### Try it:
These records are to be written out exactly as they read, minus the pictures.

── Study material

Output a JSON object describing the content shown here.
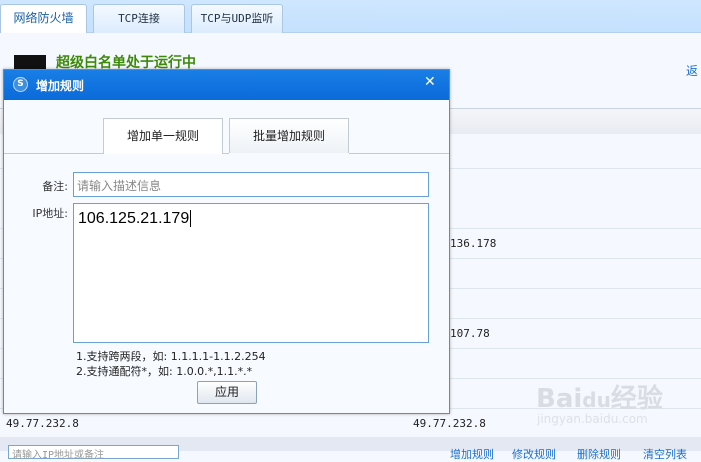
{
  "top_tabs": [
    "网络防火墙",
    "TCP连接",
    "TCP与UDP监听"
  ],
  "status_text": "超级白名单处于运行中",
  "back_link": "返",
  "list_cells": {
    "r1": "136.178",
    "r2": "107.78",
    "r3a": "49.77.232.8",
    "r3b": "49.77.232.8"
  },
  "bottom": {
    "search_placeholder": "请输入IP地址或备注",
    "links": [
      "增加规则",
      "修改规则",
      "删除规则",
      "清空列表"
    ]
  },
  "dialog": {
    "title": "增加规则",
    "close": "✕",
    "tabs": [
      "增加单一规则",
      "批量增加规则"
    ],
    "remark_label": "备注:",
    "remark_placeholder": "请输入描述信息",
    "ip_label": "IP地址:",
    "ip_value": "106.125.21.179",
    "hints": [
      "1.支持跨两段，如: 1.1.1.1-1.1.2.254",
      "2.支持通配符*，如: 1.0.0.*,1.1.*.*"
    ],
    "apply": "应用"
  },
  "watermark": {
    "brand": "Baidu经验",
    "url": "jingyan.baidu.com"
  }
}
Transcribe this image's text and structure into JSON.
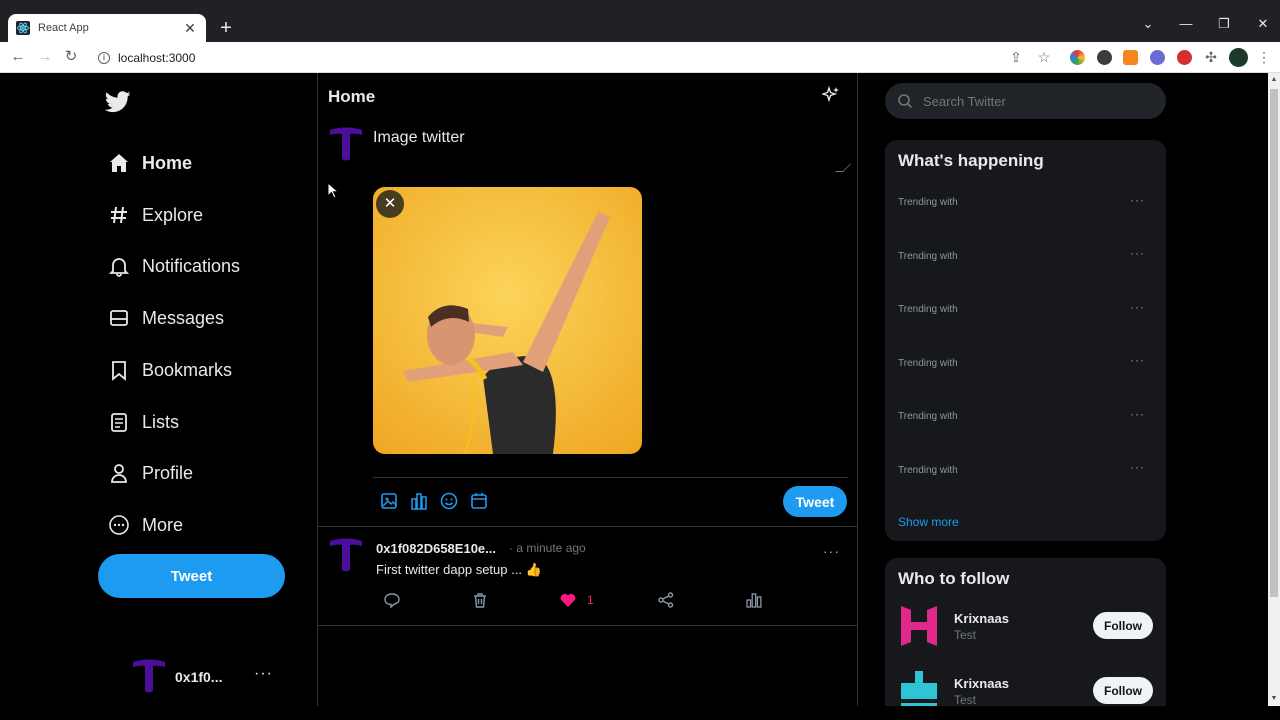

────

### Exercise answer:
Output a JSON object describing the content shown here.
{
  "top_tabs": [
    "网络防火墙",
    "TCP连接",
    "TCP与UDP监听"
  ],
  "status_text": "超级白名单处于运行中",
  "back_link": "返",
  "list_cells": {
    "r1": "136.178",
    "r2": "107.78",
    "r3a": "49.77.232.8",
    "r3b": "49.77.232.8"
  },
  "bottom": {
    "search_placeholder": "请输入IP地址或备注",
    "links": [
      "增加规则",
      "修改规则",
      "删除规则",
      "清空列表"
    ]
  },
  "dialog": {
    "title": "增加规则",
    "close": "✕",
    "tabs": [
      "增加单一规则",
      "批量增加规则"
    ],
    "remark_label": "备注:",
    "remark_placeholder": "请输入描述信息",
    "ip_label": "IP地址:",
    "ip_value": "106.125.21.179",
    "hints": [
      "1.支持跨两段，如: 1.1.1.1-1.1.2.254",
      "2.支持通配符*，如: 1.0.0.*,1.1.*.*"
    ],
    "apply": "应用"
  },
  "watermark": {
    "brand": "Baidu经验",
    "url": "jingyan.baidu.com"
  }
}
Transcribe this image's text and structure into JSON.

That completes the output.